[Information given — start]
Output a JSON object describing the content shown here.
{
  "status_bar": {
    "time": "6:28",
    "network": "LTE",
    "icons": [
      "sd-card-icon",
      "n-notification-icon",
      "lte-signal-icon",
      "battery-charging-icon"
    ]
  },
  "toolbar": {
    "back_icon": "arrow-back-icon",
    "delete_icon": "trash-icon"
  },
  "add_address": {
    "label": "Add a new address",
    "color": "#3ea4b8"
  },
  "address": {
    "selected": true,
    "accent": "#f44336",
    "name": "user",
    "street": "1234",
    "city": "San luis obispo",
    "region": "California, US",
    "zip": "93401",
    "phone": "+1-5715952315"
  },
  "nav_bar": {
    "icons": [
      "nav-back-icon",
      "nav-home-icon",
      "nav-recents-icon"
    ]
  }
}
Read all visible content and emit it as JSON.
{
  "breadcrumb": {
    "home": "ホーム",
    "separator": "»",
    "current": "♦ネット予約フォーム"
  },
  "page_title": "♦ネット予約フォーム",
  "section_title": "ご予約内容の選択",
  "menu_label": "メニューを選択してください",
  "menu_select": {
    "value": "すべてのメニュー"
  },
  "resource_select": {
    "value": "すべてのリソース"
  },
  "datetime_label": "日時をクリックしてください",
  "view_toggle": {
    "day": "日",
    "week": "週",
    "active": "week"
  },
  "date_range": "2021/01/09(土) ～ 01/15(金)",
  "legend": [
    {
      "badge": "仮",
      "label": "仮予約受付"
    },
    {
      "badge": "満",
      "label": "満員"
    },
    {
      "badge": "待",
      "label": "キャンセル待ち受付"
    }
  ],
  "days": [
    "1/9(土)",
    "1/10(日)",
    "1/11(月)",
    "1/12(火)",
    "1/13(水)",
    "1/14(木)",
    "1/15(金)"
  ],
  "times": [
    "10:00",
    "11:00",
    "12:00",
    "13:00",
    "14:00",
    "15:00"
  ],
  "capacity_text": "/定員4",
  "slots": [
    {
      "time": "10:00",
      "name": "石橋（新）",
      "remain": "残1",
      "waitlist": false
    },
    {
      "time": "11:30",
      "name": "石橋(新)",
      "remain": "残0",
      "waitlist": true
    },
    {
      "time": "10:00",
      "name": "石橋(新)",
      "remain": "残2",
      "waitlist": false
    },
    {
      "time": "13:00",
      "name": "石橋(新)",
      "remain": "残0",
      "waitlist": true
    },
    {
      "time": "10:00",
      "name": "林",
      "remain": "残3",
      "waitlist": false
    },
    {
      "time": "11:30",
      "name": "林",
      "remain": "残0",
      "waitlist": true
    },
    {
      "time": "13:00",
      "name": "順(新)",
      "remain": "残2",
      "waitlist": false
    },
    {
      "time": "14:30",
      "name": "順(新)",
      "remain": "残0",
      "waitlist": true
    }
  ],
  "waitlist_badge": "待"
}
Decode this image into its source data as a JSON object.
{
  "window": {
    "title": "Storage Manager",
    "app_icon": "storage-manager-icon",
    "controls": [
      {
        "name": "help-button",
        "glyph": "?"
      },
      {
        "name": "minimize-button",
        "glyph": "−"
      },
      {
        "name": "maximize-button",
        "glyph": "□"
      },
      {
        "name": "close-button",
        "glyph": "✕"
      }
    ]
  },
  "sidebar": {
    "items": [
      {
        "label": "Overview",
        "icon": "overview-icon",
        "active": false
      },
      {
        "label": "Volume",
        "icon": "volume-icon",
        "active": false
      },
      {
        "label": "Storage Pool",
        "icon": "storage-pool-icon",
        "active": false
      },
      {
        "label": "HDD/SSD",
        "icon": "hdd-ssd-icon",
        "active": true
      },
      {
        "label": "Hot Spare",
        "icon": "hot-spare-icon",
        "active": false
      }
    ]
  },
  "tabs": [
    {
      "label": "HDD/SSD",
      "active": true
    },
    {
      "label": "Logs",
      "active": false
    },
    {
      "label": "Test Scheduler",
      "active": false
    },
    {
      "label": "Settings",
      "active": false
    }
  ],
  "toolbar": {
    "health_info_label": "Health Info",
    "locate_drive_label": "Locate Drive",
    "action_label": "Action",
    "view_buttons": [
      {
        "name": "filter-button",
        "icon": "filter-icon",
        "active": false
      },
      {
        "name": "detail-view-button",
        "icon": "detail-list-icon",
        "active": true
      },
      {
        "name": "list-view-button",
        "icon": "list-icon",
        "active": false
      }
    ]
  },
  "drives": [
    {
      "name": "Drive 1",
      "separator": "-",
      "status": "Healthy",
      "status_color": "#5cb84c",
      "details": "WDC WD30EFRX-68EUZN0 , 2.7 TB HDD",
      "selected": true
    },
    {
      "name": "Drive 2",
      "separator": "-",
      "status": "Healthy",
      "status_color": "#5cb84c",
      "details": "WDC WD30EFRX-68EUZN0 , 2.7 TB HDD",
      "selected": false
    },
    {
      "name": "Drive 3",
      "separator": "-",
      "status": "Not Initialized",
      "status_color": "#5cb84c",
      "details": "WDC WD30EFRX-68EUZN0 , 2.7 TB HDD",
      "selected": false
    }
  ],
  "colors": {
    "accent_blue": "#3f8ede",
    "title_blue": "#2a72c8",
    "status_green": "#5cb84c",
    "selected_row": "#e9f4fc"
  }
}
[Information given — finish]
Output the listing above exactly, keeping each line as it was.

# [Output below]
Output a JSON object describing the content shown here.
{
  "status_bar": {
    "time": "6:28",
    "network": "LTE",
    "icons": [
      "sd-card-icon",
      "n-notification-icon",
      "lte-signal-icon",
      "battery-charging-icon"
    ]
  },
  "toolbar": {
    "back_icon": "arrow-back-icon",
    "delete_icon": "trash-icon"
  },
  "add_address": {
    "label": "Add a new address",
    "color": "#3ea4b8"
  },
  "address": {
    "selected": true,
    "accent": "#f44336",
    "name": "user",
    "street": "1234",
    "city": "San luis obispo",
    "region": "California, US",
    "zip": "93401",
    "phone": "+1-5715952315"
  },
  "nav_bar": {
    "icons": [
      "nav-back-icon",
      "nav-home-icon",
      "nav-recents-icon"
    ]
  }
}
Read all visible content and emit it as JSON.
{
  "breadcrumb": {
    "home": "ホーム",
    "separator": "»",
    "current": "♦ネット予約フォーム"
  },
  "page_title": "♦ネット予約フォーム",
  "section_title": "ご予約内容の選択",
  "menu_label": "メニューを選択してください",
  "menu_select": {
    "value": "すべてのメニュー"
  },
  "resource_select": {
    "value": "すべてのリソース"
  },
  "datetime_label": "日時をクリックしてください",
  "view_toggle": {
    "day": "日",
    "week": "週",
    "active": "week"
  },
  "date_range": "2021/01/09(土) ～ 01/15(金)",
  "legend": [
    {
      "badge": "仮",
      "label": "仮予約受付"
    },
    {
      "badge": "満",
      "label": "満員"
    },
    {
      "badge": "待",
      "label": "キャンセル待ち受付"
    }
  ],
  "days": [
    "1/9(土)",
    "1/10(日)",
    "1/11(月)",
    "1/12(火)",
    "1/13(水)",
    "1/14(木)",
    "1/15(金)"
  ],
  "times": [
    "10:00",
    "11:00",
    "12:00",
    "13:00",
    "14:00",
    "15:00"
  ],
  "capacity_text": "/定員4",
  "slots": [
    {
      "time": "10:00",
      "name": "石橋（新）",
      "remain": "残1",
      "waitlist": false
    },
    {
      "time": "11:30",
      "name": "石橋(新)",
      "remain": "残0",
      "waitlist": true
    },
    {
      "time": "10:00",
      "name": "石橋(新)",
      "remain": "残2",
      "waitlist": false
    },
    {
      "time": "13:00",
      "name": "石橋(新)",
      "remain": "残0",
      "waitlist": true
    },
    {
      "time": "10:00",
      "name": "林",
      "remain": "残3",
      "waitlist": false
    },
    {
      "time": "11:30",
      "name": "林",
      "remain": "残0",
      "waitlist": true
    },
    {
      "time": "13:00",
      "name": "順(新)",
      "remain": "残2",
      "waitlist": false
    },
    {
      "time": "14:30",
      "name": "順(新)",
      "remain": "残0",
      "waitlist": true
    }
  ],
  "waitlist_badge": "待"
}
Decode this image into its source data as a JSON object.
{
  "window": {
    "title": "Storage Manager",
    "app_icon": "storage-manager-icon",
    "controls": [
      {
        "name": "help-button",
        "glyph": "?"
      },
      {
        "name": "minimize-button",
        "glyph": "−"
      },
      {
        "name": "maximize-button",
        "glyph": "□"
      },
      {
        "name": "close-button",
        "glyph": "✕"
      }
    ]
  },
  "sidebar": {
    "items": [
      {
        "label": "Overview",
        "icon": "overview-icon",
        "active": false
      },
      {
        "label": "Volume",
        "icon": "volume-icon",
        "active": false
      },
      {
        "label": "Storage Pool",
        "icon": "storage-pool-icon",
        "active": false
      },
      {
        "label": "HDD/SSD",
        "icon": "hdd-ssd-icon",
        "active": true
      },
      {
        "label": "Hot Spare",
        "icon": "hot-spare-icon",
        "active": false
      }
    ]
  },
  "tabs": [
    {
      "label": "HDD/SSD",
      "active": true
    },
    {
      "label": "Logs",
      "active": false
    },
    {
      "label": "Test Scheduler",
      "active": false
    },
    {
      "label": "Settings",
      "active": false
    }
  ],
  "toolbar": {
    "health_info_label": "Health Info",
    "locate_drive_label": "Locate Drive",
    "action_label": "Action",
    "view_buttons": [
      {
        "name": "filter-button",
        "icon": "filter-icon",
        "active": false
      },
      {
        "name": "detail-view-button",
        "icon": "detail-list-icon",
        "active": true
      },
      {
        "name": "list-view-button",
        "icon": "list-icon",
        "active": false
      }
    ]
  },
  "drives": [
    {
      "name": "Drive 1",
      "separator": "-",
      "status": "Healthy",
      "status_color": "#5cb84c",
      "details": "WDC WD30EFRX-68EUZN0 , 2.7 TB HDD",
      "selected": true
    },
    {
      "name": "Drive 2",
      "separator": "-",
      "status": "Healthy",
      "status_color": "#5cb84c",
      "details": "WDC WD30EFRX-68EUZN0 , 2.7 TB HDD",
      "selected": false
    },
    {
      "name": "Drive 3",
      "separator": "-",
      "status": "Not Initialized",
      "status_color": "#5cb84c",
      "details": "WDC WD30EFRX-68EUZN0 , 2.7 TB HDD",
      "selected": false
    }
  ],
  "colors": {
    "accent_blue": "#3f8ede",
    "title_blue": "#2a72c8",
    "status_green": "#5cb84c",
    "selected_row": "#e9f4fc"
  }
}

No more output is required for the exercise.